So what's the complaint, really? Is it about the attempt to diminish hierarchy, or is it about the illusory nature of particular attempts to diminish hierarchy? The argument seems to support the latter, but the rhetoric here seems to support the former.

Can anybody really believe that "the ideals of office equality, fluidity, and collaboration in all their forms...required a kind of control more diffuse and amorphous, but also more personal than the old hierarchical bureacracy"? Or is it just that these ideals are so often a sham? I have worked in environments that were minimally hierarchical, in which almost every person involved in the organization was able to voice criticisms and make suggestions that would be taken seriously, in which we felt that our work was our own.
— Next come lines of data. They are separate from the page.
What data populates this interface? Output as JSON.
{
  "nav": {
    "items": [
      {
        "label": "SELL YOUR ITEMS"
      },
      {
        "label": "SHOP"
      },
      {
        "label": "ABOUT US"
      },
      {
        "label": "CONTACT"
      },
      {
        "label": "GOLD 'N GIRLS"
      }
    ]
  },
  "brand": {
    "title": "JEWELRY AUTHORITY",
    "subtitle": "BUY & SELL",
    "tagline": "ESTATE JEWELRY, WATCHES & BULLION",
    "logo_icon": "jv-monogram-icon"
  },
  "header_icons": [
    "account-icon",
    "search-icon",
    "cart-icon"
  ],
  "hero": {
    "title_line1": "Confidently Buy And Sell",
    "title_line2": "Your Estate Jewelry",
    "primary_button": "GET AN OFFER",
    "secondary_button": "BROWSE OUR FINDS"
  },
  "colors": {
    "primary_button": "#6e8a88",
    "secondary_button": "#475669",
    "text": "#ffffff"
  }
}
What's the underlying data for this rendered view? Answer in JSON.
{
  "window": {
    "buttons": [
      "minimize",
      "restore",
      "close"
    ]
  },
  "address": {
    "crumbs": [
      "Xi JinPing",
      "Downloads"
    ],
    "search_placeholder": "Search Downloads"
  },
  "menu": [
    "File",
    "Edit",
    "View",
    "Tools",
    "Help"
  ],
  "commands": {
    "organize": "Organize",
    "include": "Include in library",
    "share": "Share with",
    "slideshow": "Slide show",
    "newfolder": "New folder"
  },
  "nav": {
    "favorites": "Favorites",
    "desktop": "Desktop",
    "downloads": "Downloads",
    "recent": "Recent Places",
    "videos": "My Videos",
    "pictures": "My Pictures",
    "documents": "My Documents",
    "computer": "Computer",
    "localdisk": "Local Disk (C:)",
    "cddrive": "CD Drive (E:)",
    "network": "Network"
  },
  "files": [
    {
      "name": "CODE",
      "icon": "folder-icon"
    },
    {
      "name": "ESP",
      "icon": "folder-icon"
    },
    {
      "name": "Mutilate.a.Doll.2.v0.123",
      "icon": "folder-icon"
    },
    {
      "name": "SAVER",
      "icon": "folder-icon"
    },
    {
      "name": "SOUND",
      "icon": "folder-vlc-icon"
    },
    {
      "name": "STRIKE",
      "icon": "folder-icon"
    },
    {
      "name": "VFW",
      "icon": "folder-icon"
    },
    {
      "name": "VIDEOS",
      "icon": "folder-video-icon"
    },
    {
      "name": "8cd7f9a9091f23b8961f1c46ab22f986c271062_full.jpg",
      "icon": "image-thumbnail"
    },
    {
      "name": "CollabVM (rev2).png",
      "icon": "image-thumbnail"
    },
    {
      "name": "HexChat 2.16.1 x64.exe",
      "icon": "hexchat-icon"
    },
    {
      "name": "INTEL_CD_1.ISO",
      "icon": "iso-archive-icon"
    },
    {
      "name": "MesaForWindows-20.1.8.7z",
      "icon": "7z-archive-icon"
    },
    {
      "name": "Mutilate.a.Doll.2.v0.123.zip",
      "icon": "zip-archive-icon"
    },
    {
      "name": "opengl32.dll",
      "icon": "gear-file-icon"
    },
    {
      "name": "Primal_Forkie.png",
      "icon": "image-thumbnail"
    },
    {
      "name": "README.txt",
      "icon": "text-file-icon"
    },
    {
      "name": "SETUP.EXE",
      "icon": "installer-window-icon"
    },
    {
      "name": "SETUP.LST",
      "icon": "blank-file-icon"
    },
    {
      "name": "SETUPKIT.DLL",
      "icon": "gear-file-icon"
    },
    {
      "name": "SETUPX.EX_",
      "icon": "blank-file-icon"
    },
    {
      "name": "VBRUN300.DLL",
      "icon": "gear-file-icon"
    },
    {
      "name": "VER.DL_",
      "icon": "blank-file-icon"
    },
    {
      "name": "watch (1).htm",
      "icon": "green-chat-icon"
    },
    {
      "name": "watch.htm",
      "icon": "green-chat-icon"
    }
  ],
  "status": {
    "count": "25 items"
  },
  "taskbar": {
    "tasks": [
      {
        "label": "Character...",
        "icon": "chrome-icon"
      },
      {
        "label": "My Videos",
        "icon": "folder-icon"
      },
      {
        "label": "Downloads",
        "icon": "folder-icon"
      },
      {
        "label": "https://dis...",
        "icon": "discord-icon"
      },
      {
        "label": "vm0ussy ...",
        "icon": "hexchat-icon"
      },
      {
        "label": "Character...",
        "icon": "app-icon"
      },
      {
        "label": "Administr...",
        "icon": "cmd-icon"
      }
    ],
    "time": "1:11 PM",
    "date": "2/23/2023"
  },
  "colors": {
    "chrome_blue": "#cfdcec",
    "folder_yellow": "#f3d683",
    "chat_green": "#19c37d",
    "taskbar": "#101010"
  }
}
I did not experience any of the problems that Steve Nicoloso associates with being a minority voice. The difference, I'd suggest, is that in the sorts of environment that Nicoloso is referring to, the whole 'corporate culture' thing is really a sham. There really is a fairly clear hierarchy, and the 'corporate culture' functions to keep things moving in exactly the way the people who design it want, without allowing for much dissent. In my experience, on the other hand, we never talked much about our 'corporate culture,' but almost all of us felt as though our role in the company mattered, as though we really were part of what made it work. We certainly had ideals of equality, fluidity, and collaboration, but we didn't fit Franz's description.

What's Franzie really afraid of, I wonder? Is he a manager who misses the power of the old days?

Steve Nicoloso said...

Is [David Franz] a manager who misses the power of the old days?

Sure, Anonymous. Or maybe he's a peon who misses the individual responsibility of the old days, wherein his incompetent fool of a manager might have been sacked or demoted, instead of being allowed, because he inspires (or more likely parrots) such egalitarian feelings among his colleagues, to hide behind "process" and the illusion that we are all just so equally competent.

To be fair, the Dilbert Culture decends upon companies in direct proportion to their size and market cap (all things being equal). Small startups might have cubicles because they cannot afford more; they may not even have cubicles, but merely desks in a large open space, because they truly are working collaboratively and truly are joint owners in the success of the venture. Large corporations (like my own) tear down walls and doors and install cubicles (at great expense) in the hope of cashing in on the "startup culture". But it is a cargo cult manifestation.

But really, Anonymous, do you think that a contrarian anecdote and a vague wave in the direction of the author's subrational motives are sufficient to bring down a well-researched, articulate 3500 word essay? Dilbert is funny and popular precisely because it reflects, with only minor deviations added for humorous effect, the lived experience of many (of course not all) cube workers.